29For the gifts and the calling of God are irrevocable. 30Just as you were once disobedient to God but have now received mercy because of their disobedience, 31so they have now been disobedient in order that, by the mercy shown to you, they too may now receive mercy. 32For God has imprisoned all in disobedience so that he may be merciful to all.
Gospel: Matthew 15:[10-20] 21-28
Jesus teaches his disciples that true purity is a matter of the heart rather than outward religious observances. Almost immediately, this teaching is tested when a woman considered to be a religious outsider approaches him for help.
[10[Jesus] called the crowd to him and said to them, “Listen and understand:11it is not what goes into the mouth that defiles a person, but it is what comes out of the mouth that defiles.” 12Then the disciples approached and said to him, “Do you know that the Pharisees took offense when they heard what you said?” 13He answered, “Every plant that my heavenly Father has not planted will be uprooted. 14Let them alone; they are blind guides of the blind. And if one blind person guides another, both will fall into a pit.” 15But Peter said to him, “Explain this parable to us.” 16Then he said, “Are you also still without understanding? 17Do you not see that whatever goes into the mouth enters the stomach, and goes out into the sewer? 18But what comes out of the mouth proceeds from the heart, and this is what defiles. 19For out of the heart come evil intentions, murder, adultery, fornication, theft, false witness, slander. 20These are what defile a person, but to eat with unwashed hands does not defile.”]
21Jesus left that place and went away to the district of Tyre and Sidon. 22Just then a Canaanite woman from that region came out and started shouting, “Have mercy on me, Lord, Son of David; my daughter is tormented by a demon.” 23But he did not answer her at all. And his disciples came and urged him, saying, “Send her away, for she keeps shouting after us.” 24He answered, “I was sent only to the lost sheep of the house of Israel.” 25But she came and knelt before him, saying, “Lord, help me.” 26He answered, “It is not fair to take the children’s food and throw it to the dogs.” 27She said, “Yes, Lord, yet even the dogs eat the crumbs that fall from their masters’ table.” 28Then Jesus answered her, “Woman, great is your faith!

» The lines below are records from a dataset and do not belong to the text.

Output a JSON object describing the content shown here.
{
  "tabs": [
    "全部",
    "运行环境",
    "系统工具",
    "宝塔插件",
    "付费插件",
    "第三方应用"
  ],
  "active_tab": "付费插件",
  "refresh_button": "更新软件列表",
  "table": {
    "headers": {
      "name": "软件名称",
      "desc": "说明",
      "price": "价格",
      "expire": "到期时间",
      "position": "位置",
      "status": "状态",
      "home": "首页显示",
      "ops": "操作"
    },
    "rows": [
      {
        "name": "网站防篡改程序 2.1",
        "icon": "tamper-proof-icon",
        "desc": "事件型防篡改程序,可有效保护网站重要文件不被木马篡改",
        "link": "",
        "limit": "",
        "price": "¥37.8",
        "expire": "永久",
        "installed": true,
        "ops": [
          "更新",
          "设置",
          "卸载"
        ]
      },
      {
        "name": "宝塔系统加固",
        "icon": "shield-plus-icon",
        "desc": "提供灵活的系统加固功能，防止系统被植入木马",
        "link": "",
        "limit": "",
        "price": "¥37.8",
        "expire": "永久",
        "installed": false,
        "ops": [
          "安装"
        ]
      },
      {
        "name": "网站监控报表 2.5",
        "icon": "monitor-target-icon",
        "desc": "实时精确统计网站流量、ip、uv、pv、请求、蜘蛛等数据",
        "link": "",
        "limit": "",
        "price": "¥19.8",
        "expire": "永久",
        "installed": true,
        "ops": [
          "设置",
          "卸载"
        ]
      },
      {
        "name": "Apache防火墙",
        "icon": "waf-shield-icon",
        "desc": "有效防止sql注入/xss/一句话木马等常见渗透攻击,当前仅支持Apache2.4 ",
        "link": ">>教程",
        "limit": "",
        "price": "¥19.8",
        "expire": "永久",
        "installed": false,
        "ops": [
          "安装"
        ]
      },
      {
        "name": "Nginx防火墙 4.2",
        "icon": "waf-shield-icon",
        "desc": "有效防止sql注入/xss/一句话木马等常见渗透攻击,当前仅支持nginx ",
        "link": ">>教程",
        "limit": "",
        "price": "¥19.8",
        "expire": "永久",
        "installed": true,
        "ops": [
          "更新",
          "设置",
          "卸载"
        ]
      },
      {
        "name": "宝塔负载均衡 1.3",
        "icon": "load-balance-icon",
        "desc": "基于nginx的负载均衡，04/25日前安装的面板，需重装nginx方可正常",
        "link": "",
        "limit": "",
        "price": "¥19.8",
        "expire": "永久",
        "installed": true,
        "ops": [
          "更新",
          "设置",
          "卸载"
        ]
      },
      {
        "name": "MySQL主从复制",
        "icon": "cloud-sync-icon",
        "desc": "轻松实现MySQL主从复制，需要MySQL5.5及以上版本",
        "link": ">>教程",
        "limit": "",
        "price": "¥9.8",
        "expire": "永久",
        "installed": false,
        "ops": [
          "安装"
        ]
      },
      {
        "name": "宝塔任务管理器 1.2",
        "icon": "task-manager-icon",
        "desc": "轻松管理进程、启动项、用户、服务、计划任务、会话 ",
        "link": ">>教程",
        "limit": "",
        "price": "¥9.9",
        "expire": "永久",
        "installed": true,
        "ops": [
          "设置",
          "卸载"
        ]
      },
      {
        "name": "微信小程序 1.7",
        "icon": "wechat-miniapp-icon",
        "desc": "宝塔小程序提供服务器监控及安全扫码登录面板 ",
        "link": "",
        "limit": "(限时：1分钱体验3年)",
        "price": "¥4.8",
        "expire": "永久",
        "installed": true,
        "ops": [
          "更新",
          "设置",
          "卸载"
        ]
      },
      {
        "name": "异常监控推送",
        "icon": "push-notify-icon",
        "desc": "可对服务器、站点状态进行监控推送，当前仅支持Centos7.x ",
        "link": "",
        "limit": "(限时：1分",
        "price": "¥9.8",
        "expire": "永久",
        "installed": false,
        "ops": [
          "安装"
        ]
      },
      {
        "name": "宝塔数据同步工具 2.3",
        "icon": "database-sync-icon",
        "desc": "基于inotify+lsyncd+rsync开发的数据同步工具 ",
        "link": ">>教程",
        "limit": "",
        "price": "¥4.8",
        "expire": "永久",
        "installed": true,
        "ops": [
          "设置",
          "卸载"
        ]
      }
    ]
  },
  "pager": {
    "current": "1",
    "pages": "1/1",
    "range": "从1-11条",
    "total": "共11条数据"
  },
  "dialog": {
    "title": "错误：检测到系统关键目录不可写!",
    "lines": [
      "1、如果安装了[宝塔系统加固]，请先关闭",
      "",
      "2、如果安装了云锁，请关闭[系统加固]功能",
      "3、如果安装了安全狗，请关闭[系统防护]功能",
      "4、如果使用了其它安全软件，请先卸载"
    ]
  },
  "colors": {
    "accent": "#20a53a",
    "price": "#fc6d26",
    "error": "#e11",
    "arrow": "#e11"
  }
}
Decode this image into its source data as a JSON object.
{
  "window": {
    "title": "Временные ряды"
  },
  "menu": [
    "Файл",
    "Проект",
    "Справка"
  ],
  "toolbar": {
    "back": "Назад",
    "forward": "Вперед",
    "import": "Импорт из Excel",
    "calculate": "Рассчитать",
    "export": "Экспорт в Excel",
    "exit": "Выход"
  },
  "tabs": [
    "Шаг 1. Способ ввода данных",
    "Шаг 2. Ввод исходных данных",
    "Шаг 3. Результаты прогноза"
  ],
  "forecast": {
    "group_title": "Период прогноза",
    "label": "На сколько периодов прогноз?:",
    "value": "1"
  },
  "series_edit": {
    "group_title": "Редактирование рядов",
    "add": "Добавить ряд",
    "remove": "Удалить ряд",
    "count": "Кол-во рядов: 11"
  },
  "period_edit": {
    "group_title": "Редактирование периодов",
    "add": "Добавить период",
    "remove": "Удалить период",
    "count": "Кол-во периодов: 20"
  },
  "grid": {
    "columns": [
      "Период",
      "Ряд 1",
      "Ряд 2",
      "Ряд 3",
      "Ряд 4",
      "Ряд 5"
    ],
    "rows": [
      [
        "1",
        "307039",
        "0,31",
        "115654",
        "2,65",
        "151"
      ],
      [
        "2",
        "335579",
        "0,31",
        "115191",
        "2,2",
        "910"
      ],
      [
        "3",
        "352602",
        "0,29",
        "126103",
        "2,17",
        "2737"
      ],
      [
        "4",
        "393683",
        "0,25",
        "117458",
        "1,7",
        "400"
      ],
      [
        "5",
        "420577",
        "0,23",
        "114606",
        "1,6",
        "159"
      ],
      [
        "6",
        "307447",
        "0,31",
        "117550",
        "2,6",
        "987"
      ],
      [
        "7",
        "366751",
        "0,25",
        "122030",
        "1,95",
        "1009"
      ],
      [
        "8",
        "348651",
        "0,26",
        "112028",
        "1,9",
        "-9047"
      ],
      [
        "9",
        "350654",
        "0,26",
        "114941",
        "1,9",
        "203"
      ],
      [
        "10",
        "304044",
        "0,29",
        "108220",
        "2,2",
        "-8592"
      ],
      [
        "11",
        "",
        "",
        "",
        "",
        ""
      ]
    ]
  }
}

Let it be done for you as you wish.” And her daughter was healed instantly.
Upcoming Live Streams
17th Sunday after Pentecost
Sep 27, 2020 / 9:15AM
Past Live Streams
16th Sunday after Pentecost, September 20, 2020
Sep 20, 2020 / 9:15AM
15th Sunday after Pentecost, September 13, 2020
Sep 13, 2020 / 9:15AM
14th Sunday after Pentecost, September 6, 2020
Sep 6, 2020 / 9:15AM
13th Sunday after Pentecost, August 30, 2020
Aug 30, 2020 / 9:10AM
12th Sunday after Pentecost, August 23, 2020
Aug 23, 2020 / 9:18AM
Holden Prayer Service
Aug 19, 2020 / 6:55PM
Holden Evening Prayer service
Aug 12, 2020 / 6:59PM
10th Sunday after Pentecost
Aug 9, 2020 / 9:15AM
Holden Prayer Service
Jul 15, 2020 / 6:55PM
SIXTH SUNDAY AFTER PENTECOST
Jul 12, 2020 / 9:15AM